*** Block opens ***

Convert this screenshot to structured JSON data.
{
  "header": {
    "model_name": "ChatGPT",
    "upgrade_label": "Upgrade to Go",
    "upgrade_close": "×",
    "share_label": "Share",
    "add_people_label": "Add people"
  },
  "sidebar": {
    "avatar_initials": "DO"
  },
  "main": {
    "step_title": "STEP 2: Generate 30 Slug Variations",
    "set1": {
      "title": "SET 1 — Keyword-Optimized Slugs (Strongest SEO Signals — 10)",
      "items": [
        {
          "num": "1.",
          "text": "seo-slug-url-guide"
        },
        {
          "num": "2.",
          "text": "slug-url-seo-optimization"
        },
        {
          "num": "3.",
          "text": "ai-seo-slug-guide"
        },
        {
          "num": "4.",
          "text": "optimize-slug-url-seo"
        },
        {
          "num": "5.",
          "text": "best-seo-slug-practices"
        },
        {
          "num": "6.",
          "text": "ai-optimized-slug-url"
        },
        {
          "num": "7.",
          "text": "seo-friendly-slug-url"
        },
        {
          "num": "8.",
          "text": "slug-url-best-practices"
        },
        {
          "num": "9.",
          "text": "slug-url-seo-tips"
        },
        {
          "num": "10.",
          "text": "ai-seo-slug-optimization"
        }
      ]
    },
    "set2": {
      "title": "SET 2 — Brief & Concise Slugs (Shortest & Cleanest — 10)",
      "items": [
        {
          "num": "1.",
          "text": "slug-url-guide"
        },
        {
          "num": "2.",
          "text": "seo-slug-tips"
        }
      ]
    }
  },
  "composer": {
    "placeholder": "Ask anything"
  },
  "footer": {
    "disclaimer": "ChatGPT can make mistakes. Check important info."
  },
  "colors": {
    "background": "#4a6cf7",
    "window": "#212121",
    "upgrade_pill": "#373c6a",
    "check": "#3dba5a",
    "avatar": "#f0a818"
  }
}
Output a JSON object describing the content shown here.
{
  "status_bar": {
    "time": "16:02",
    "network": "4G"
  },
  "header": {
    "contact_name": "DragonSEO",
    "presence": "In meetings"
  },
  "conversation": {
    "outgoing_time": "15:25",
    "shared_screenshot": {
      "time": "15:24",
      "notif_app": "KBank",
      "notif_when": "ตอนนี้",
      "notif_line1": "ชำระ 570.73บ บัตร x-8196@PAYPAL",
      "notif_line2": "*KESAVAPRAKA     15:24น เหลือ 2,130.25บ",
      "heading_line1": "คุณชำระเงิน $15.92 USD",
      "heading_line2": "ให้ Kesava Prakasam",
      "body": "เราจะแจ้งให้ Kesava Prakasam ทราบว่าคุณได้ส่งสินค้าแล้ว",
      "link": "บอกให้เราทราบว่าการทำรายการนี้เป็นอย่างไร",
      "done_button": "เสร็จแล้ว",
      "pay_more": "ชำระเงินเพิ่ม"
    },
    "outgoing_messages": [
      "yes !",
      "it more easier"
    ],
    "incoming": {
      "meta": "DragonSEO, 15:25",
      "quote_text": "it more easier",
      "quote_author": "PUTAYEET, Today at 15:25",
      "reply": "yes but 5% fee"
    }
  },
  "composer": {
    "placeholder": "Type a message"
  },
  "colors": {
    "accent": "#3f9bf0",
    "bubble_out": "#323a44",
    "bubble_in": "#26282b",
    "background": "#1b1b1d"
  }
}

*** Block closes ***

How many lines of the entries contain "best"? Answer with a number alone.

2